Prof. Ralph Akinfeleye presented the keys to Ugbagwu’s widow and Mrs Ganiyat Fawehinmi, widow of foremost lawyer, Chief Gani Fawehinmi, presented the keys to Mrs Ohu.
Rights activists and journalists used the occasion to demand the reopening of investigation into Giwa’s murder.
In a lecture titled: “Impunity in Nigeria: Linking the Past with the Present,” Prof. Pat Utomi said those who desire to limit society’s freedom often first threaten people and institutions that guar d the social conscience and the popular will, such as the media.
He said Giwa was a victim of such experience.
Utomi regretted that Nigeria had witnessed what he described as progressive degeneration of values to the point of collapse of culture.
According to him, under the Peoples Democratic Party (PDP), there had been a prolonged absolute power masquerading as democracy.
He said under such condition, “impunity can become so the norm that a society can unwittingly slide towards a polarisation with deep cleavages of the nature that trigger revolution.”
Utomi said: “Impunity typically becomes the norm when checks and balances are eroded and the rule of law fails. Impunity breeds uncertainty and that produces high transaction costs. This means challenged competitiveness for the economy.
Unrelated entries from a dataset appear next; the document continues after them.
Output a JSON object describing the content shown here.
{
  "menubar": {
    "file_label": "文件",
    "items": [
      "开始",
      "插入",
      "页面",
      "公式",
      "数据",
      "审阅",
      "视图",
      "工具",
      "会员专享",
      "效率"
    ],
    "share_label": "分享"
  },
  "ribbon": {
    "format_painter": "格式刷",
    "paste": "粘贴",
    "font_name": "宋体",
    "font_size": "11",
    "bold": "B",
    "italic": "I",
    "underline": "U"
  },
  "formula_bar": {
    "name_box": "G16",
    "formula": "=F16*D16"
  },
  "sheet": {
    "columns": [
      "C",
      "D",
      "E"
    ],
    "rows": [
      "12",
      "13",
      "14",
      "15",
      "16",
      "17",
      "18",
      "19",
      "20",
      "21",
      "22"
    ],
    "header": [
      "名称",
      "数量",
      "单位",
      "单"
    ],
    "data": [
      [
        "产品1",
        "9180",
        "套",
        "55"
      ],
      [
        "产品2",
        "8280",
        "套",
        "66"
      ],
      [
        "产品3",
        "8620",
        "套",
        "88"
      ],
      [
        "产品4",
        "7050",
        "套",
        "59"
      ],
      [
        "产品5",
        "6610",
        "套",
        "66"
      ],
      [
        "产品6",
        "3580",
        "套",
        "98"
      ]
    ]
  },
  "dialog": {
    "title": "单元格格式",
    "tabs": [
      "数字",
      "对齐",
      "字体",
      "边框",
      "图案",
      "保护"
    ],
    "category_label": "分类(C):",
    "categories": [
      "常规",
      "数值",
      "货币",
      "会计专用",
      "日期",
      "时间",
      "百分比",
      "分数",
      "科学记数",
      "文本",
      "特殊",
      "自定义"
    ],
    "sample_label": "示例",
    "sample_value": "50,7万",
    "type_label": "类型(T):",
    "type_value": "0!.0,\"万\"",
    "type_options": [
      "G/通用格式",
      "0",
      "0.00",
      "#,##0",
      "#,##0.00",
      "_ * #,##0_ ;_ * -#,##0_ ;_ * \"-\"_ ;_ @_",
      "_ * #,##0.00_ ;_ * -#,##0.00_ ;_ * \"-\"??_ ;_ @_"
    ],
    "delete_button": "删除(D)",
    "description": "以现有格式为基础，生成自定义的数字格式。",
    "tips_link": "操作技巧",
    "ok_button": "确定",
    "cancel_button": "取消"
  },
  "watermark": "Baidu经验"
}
“I have no doubt that impunity has cost Nigeria dearly in terms of investment decisions and economic growth.”
He added that the willful frustration of the Freedom of Information Bill (FOIB) has reduced the capacity and the ability of citizens to question those who have power.
“In Nigeria, as elsewhere, a free and responsible media is a bulwark of citizenship right and duty.